No question, the impact of COVID-19 is far-reaching. From the three million plus cases, with nearly one million cases in the U.S., to the loss of 200,000 lives worldwide - it’s like nothing this generation has experienced.
Beyond the health statistics, since mid-March over 26 million jobless claims have been made in the United States. Millions of additional employees have been furloughed. Employers of all sizes face the moral and financial dilemma of evaluating employee headcounts. As a benefits consultant, how can you help?
Today, I’m sharing four considerations to discuss with your clients who face tough team and benefit decisions.
Of your employer clients, you likely have…
- some who are considering furloughs (or other types of approved leaves of absences to reduce immediate payroll) hoping the downturn lasts for a period of weeks instead of months
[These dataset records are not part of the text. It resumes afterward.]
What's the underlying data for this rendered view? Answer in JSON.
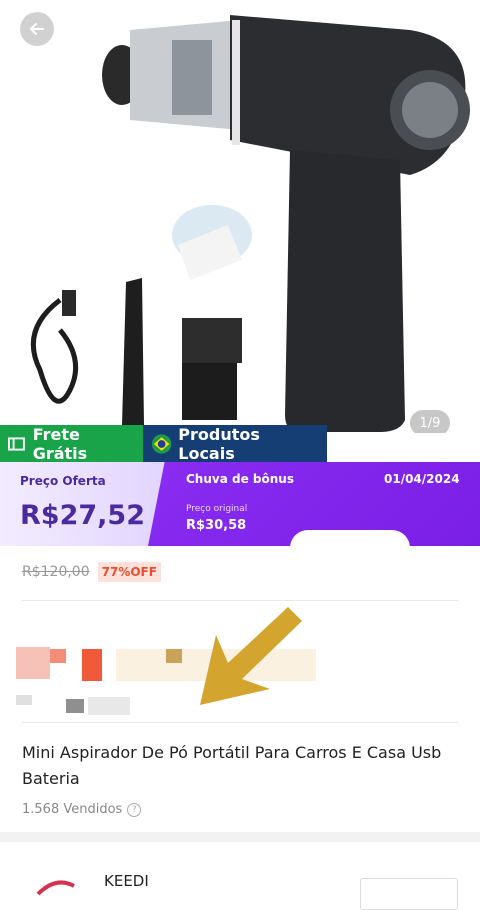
{
  "gallery": {
    "counter": "1/9",
    "back_icon": "arrow-left-icon"
  },
  "badges": {
    "free_shipping": "Frete Grátis",
    "local_products": "Produtos Locais",
    "free_color": "#19a44a",
    "local_color": "#153f74"
  },
  "price": {
    "offer_label": "Preço Oferta",
    "offer_value": "R$27,52",
    "bonus_label": "Chuva de bônus",
    "bonus_date": "01/04/2024",
    "original_label": "Preço original",
    "original_value": "R$30,58",
    "accent": "#7a1fe6"
  },
  "discount": {
    "old_price": "R$120,00",
    "percent_off": "77%OFF"
  },
  "product": {
    "title": "Mini Aspirador De Pó Portátil Para Carros E Casa Usb Bateria",
    "sold": "1.568 Vendidos"
  },
  "shop": {
    "name": "KEEDI"
  }
}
- others who are opting to implement systemic reductions in the workforce and let employees go.
Different employment actions produce different employee benefit consequences. While no general rules apply to every situation, I’ve compiled a list (including some insights from SHRM - Society for Human Resources Management) of key considerations employers should evaluate when it comes to benefit programs and reducing payroll costs.
1. Determine if coverage continues during leaves or furloughs, or automatically ends upon termination of employment.
Plan terms typically dictate whether active coverage can continue during short-term leaves of absence - whether paid or unpaid - and many plans have minimum hour requirements to maintain active coverage. Employers that expand coverage for ineligible employees outside the terms of the plan or policy without consent from the insurer or stop-loss carrier face significant financial exposure.
2. Understand that COBRA continuation coverage (or state continuation coverage, if any) generally must be offered for all group health plans.
This applies when there is a loss of coverage due to termination or reduction in hours, as well as a furlough. An increase in the employee's share of the premium because of his or her reduction in hours (including to zero, as in a furlough) is a loss of coverage for this purpose.
3. Consider the Affordable Care Act (ACA) employer penalty.
Terminating the group health plan coverage for an employee when a leave or furlough begins may cause an ACA penalty for failing to offer coverage to 95% of full-time employees. COBRA coverage must remain affordable to avoid an ACA penalty, which may require a continued or increased employer subsidy.
4. Investigate non-insurance solutions that can provide quick, affordable options.
There are benefits that can be quickly enacted to help recently furloughed or laid-off employees - without limiting insurance rules. Such services can provide quick access to care, be launched at any time, used as often as needed, have no health restrictions, and be canceled at any time.
As you help employer clients navigate strategic business decisions alongside the desire to take care of employees and their families, the freshbenies team stands ready to help.
The non-insurance services in a freshbenies membership provide a wide range of help - from virtual doctor and behavioral health visits to expert Advocates to find resources available for financial assistance, insurance assistance, local COVID-19 testing and more.
One freshbenies membership helps employees and their families control and easily access healthcare - whether they have insurance or not. Plus, it’s inexpensive (employer-paid plans are $10 or lower, per employee family per month) and can be provided to employees of ANY status...
If we can help, our team’s here to serve you and your clients with fast set-up and best-in-class service.
Now it’s your turn. What client needs are you seeing in this new climate? Comment below or email me at email@example.com - and reach out if I can help you strategize on some specific groups.